Big Atlas Weekend 2022 - The results are in!

By Doug Hitchcox July 14, 2022
Ovenbird Seiurus aurocapilla

The second annual Big Atlas Weekend was a huge success! It brought together 1,239 atlasers in six states and provinces (Maine, Maryland-DC, North Carolina, New York, Ontario, and Newfoundland) who submitted 46,132 breeding records and 5,273 checklists.

AND…we are thrilled to announce that Maine successfully defended our title and emerged victorious!

Way to keep the Canary Cup in Maine another year!

A huge thank you to everyone who participated in the Big Atlas Weekend! Maine truly has the BEST volunteers! Most importantly, your efforts over the Big Atlas Weekend helped get us closer to completing the Atlas and will have lasting impacts for bird conservation in Maine!

Achievements in ME

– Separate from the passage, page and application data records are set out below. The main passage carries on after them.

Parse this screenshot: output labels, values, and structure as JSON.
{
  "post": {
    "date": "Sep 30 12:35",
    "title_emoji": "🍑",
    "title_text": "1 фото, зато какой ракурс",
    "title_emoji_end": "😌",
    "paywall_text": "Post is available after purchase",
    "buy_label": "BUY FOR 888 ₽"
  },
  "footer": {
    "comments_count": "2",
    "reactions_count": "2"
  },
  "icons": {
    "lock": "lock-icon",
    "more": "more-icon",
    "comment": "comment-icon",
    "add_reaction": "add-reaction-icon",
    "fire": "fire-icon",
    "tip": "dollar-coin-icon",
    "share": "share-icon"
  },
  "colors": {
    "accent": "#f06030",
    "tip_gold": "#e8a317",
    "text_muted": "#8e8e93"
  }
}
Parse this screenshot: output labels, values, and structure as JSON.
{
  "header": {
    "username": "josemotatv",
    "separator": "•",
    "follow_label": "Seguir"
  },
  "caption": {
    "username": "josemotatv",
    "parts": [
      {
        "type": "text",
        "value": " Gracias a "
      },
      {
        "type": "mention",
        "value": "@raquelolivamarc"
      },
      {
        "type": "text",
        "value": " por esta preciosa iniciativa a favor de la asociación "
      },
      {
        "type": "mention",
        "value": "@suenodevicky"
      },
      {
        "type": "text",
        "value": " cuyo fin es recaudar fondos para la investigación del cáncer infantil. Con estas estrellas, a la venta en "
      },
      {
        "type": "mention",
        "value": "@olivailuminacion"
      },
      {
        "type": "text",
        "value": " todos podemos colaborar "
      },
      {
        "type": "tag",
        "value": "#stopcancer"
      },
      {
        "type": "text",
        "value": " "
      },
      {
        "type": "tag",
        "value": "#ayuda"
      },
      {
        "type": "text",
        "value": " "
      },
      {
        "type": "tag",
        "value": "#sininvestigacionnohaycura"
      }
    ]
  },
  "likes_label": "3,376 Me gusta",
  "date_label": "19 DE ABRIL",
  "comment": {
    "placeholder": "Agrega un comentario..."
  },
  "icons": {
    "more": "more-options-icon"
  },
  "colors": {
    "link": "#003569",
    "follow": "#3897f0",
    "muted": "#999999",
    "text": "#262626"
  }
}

Maine atlasers are absolutely amazing! Defending our title from last year, we had a lot of experienced atlasers putting their skills to work, while hundreds of new volunteers are just getting hooked. Here are some of the achievements from the second Big Atlas Weekend.

  • 200 atlasers participated
  • 537 blocks were visited
  • 930 hours atlased (38 nocturnal)
  • 1642 checklists submitted
  • 188 species coded
  • 14,218 breeding records submitted

Map of checklists submitted over the two-day competition weekend.

Participation by Atlas Project

Everyone who participated received a free introductory bird identification course from the Bird Academy at the Cornell Lab of Ornithology.

Big Atlas Weekend statistics by project

ME Challenge Winners

(we will be in touch soon with details about how to obtain your prizes)

Every participant in the Big Atlas Weekend is a winner! If you submitted even just one checklist over the weekend you will receive free access to Cornell’s “Be a Better Birder” course (a $29 value).

The winners of the statewide challenges receive an additional free course of their choosing from the Cornell Bird Academy as well as an Atlas swag bag. Winners were randomly selected from the top ten participants in each category.

  • Total Complete checklists – Karina Rathmel
  • New-to-User Blocks – Judy Roe
  • Incomplete/Low-effort Blocks Visited – Jeff Cherry
  • New Priority Species – Turk Duddy and Linda Woodard
  • New Coded Species – Magill Weber
  • Nocturnal Checklists – Kate Weatherby
  • Most Valuable Atlaser – Ashlee Duff
    • Ashlee ranked in the top ten in four of the six above categories, submitted 52 checklists from 24 incomplete blocks, added breeding codes for 39 new species in those blocks, and visited seven new-to-her blocks. Way to go!